Search the records below for "clicks" and copy every line it turns up in.

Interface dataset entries
○ ○ ○

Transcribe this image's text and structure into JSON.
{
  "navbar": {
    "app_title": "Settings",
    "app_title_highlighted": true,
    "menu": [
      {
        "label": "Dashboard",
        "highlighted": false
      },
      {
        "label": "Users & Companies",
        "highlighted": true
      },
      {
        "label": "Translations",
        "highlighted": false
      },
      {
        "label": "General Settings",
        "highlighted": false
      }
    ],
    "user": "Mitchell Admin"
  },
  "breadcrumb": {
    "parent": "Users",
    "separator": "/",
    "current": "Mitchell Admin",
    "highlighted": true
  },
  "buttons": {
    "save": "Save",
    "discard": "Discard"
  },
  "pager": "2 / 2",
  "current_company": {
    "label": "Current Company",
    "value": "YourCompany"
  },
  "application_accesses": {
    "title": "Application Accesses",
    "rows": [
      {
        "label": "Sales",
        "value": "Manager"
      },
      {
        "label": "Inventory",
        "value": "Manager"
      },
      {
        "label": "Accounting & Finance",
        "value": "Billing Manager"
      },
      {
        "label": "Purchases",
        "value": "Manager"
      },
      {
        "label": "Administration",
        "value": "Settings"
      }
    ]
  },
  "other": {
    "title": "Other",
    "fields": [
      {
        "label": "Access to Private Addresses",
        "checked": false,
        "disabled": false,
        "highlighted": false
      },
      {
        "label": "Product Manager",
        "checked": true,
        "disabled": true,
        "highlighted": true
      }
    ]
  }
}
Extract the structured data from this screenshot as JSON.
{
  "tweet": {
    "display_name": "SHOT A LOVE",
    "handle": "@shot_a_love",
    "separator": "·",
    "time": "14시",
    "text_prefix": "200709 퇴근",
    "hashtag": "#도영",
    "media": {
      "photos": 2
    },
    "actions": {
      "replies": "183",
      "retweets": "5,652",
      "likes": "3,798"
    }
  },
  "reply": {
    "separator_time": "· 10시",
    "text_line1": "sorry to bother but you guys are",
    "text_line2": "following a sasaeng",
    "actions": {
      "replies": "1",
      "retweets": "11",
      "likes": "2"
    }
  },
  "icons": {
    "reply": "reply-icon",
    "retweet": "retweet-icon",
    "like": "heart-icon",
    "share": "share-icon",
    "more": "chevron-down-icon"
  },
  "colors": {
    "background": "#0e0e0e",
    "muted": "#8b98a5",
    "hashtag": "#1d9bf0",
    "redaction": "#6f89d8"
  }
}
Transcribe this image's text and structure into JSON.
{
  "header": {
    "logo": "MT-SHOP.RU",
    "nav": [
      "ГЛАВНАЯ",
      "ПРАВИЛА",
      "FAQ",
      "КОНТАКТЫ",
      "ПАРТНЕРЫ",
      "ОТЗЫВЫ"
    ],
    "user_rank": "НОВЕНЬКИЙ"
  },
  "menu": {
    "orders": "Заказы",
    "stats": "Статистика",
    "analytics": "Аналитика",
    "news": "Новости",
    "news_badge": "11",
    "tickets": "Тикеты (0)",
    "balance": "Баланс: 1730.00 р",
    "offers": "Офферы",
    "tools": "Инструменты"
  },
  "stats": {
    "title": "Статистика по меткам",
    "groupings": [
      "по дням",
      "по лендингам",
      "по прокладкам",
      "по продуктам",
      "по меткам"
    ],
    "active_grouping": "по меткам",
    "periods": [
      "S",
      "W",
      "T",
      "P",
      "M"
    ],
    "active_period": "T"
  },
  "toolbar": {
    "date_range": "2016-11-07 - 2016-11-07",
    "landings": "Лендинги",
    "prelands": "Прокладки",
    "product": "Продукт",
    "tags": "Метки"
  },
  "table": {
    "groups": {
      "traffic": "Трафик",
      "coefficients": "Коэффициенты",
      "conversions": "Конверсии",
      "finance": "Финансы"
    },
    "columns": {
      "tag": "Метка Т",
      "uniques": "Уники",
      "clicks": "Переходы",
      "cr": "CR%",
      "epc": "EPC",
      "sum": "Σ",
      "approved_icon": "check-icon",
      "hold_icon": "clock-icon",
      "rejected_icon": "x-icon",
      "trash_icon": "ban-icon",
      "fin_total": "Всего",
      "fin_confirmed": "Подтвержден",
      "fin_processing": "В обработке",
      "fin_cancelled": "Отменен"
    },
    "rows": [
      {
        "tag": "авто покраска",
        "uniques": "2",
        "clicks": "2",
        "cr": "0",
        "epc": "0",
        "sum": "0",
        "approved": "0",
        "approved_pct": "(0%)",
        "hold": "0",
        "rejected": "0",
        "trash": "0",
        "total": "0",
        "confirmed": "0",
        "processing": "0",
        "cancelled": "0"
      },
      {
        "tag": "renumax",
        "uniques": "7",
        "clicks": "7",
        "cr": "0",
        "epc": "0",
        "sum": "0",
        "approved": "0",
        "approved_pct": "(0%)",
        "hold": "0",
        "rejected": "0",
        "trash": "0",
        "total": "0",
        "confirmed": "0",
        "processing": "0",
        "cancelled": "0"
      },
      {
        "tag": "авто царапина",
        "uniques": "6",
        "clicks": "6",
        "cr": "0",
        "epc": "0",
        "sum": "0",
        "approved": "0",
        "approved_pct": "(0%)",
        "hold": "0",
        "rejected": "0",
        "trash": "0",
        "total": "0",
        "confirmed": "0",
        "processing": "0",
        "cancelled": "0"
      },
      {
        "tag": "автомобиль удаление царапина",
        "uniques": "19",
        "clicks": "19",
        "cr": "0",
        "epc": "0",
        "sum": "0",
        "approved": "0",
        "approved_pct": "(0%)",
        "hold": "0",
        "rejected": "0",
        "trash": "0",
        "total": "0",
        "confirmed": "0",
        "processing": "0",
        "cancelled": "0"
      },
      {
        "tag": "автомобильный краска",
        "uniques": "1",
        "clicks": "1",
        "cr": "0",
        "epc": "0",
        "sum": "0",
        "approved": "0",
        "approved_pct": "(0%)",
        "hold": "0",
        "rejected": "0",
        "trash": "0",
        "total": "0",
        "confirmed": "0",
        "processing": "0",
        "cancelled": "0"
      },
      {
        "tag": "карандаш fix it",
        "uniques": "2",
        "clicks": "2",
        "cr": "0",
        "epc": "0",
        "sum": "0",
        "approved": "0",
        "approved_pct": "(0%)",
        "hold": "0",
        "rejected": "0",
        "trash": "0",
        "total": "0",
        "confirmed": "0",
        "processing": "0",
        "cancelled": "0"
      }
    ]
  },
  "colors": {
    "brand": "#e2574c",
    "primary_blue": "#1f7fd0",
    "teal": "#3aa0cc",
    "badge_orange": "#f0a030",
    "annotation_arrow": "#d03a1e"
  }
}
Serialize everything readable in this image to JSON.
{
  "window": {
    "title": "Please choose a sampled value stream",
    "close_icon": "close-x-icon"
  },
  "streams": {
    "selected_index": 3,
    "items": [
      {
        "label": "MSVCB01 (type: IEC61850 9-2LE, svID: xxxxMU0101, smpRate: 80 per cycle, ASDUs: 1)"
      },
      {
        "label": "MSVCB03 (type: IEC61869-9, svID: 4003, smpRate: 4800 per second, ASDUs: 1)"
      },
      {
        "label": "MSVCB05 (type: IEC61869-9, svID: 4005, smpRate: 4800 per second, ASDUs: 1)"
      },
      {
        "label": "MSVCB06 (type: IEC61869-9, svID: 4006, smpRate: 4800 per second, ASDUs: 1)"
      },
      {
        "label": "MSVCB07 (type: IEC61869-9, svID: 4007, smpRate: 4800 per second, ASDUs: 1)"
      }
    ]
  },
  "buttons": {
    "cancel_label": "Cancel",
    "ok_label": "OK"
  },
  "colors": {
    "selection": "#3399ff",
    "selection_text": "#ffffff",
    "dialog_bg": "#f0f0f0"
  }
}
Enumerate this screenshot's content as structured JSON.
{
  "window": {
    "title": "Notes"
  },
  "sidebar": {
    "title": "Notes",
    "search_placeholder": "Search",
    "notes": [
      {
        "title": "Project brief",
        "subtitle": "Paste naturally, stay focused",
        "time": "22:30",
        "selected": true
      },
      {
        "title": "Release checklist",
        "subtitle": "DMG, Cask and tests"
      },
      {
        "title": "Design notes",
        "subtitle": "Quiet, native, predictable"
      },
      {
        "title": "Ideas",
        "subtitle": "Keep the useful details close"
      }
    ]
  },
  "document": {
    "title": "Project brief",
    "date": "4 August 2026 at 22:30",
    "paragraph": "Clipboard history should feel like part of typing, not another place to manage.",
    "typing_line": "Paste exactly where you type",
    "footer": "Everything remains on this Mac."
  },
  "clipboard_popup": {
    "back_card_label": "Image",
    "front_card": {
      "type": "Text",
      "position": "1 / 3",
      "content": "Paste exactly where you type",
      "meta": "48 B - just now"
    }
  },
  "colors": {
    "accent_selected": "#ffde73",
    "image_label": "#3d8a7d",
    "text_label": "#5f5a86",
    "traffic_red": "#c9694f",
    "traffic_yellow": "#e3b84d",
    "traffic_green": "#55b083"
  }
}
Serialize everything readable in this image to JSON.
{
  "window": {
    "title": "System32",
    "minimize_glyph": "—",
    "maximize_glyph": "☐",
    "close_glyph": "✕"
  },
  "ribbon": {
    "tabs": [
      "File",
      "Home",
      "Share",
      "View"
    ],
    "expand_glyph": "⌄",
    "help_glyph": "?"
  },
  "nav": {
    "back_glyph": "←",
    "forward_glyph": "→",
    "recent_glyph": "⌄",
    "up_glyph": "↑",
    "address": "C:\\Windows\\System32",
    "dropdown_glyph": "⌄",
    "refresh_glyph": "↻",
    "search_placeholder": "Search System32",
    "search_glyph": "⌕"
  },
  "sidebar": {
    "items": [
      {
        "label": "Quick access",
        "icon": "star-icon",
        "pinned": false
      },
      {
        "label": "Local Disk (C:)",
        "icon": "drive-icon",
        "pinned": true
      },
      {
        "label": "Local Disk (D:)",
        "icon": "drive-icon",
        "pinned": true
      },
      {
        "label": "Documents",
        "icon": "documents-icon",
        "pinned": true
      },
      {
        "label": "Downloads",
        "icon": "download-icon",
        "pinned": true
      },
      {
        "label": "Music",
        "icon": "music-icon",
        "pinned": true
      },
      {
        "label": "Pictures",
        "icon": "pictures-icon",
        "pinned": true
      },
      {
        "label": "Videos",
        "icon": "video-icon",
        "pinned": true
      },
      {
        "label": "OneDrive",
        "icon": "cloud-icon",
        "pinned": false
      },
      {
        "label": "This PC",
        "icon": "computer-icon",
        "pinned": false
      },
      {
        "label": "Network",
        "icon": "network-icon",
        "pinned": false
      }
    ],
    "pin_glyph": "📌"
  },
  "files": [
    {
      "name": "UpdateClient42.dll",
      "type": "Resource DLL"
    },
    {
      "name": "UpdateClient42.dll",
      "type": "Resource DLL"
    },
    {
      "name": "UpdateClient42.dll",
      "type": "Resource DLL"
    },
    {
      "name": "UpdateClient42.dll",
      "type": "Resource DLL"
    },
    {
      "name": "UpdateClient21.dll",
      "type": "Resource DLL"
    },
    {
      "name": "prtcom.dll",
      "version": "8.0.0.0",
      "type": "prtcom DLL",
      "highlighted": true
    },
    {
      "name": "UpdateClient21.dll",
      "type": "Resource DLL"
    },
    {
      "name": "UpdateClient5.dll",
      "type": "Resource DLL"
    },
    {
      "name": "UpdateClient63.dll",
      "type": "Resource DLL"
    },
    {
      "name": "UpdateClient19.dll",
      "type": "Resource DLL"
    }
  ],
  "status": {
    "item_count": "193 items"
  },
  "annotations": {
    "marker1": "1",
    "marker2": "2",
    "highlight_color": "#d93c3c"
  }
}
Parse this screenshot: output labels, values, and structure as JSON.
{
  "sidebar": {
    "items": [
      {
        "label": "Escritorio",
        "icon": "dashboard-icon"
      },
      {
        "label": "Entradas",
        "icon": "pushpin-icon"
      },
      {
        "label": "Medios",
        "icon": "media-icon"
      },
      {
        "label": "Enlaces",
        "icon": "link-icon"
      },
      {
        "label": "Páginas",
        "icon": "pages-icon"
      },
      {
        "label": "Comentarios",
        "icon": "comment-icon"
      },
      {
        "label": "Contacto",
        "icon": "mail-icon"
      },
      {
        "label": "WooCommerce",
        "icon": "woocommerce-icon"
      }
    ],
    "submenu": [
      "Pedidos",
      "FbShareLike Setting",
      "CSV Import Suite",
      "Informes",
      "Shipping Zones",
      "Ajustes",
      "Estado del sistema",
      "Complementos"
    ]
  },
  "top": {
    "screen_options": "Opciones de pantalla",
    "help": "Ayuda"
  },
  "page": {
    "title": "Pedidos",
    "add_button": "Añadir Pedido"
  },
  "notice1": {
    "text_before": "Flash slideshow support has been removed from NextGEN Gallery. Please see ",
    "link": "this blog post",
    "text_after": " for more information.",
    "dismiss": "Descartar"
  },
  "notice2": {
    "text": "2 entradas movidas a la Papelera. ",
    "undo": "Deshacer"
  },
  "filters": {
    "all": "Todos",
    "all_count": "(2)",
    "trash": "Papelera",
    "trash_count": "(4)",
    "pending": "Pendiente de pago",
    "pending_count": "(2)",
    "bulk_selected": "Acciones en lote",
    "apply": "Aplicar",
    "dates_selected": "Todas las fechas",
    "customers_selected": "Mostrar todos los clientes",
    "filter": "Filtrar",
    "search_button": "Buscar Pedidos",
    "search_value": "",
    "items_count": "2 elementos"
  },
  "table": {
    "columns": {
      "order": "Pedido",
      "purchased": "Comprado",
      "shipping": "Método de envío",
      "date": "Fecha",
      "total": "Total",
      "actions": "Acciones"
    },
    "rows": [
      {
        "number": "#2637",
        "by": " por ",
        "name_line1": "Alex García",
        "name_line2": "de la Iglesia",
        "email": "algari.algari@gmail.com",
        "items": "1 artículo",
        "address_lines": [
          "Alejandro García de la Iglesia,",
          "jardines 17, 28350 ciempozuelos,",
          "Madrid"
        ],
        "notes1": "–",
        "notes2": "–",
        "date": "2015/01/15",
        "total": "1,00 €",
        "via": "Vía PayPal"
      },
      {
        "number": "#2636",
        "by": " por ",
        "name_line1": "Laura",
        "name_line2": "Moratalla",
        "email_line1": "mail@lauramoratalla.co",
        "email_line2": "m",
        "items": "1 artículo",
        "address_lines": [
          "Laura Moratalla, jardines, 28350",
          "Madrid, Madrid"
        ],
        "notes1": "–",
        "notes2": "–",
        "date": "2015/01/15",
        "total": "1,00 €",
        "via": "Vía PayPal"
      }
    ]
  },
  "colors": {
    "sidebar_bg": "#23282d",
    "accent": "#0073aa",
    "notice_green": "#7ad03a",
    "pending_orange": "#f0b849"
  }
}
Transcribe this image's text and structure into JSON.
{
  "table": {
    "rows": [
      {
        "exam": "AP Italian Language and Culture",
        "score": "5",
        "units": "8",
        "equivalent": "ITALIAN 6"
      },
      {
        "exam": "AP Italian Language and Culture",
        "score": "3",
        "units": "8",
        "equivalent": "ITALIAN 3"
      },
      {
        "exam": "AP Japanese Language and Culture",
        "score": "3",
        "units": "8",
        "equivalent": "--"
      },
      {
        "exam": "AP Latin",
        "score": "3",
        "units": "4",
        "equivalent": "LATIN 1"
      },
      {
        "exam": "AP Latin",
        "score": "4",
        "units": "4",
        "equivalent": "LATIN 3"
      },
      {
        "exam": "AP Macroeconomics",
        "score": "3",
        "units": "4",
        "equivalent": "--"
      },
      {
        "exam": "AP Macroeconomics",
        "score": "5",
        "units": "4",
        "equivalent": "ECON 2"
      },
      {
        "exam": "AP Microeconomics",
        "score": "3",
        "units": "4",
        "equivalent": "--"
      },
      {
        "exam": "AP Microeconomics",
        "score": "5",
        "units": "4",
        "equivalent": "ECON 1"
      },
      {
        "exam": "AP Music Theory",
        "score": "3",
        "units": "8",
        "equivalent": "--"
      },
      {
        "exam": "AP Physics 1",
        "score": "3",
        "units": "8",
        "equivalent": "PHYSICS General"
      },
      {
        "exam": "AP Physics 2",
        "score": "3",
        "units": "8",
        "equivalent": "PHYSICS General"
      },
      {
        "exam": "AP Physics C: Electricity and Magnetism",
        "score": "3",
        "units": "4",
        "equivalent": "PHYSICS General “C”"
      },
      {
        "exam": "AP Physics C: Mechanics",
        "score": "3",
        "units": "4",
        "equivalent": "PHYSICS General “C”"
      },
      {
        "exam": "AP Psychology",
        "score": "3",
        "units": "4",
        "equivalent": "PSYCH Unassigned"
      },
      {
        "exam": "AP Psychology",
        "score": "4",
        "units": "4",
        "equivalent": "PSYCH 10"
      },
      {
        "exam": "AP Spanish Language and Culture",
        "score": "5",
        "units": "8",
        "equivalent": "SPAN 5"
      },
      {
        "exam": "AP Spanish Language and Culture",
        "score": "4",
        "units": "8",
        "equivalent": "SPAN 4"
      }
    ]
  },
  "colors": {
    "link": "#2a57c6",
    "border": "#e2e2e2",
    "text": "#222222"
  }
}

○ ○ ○

Solution>
      "clicks": "Переходы",
        "clicks": "2",
        "clicks": "7",
        "clicks": "6",
        "clicks": "19",
        "clicks": "1",
        "clicks": "2",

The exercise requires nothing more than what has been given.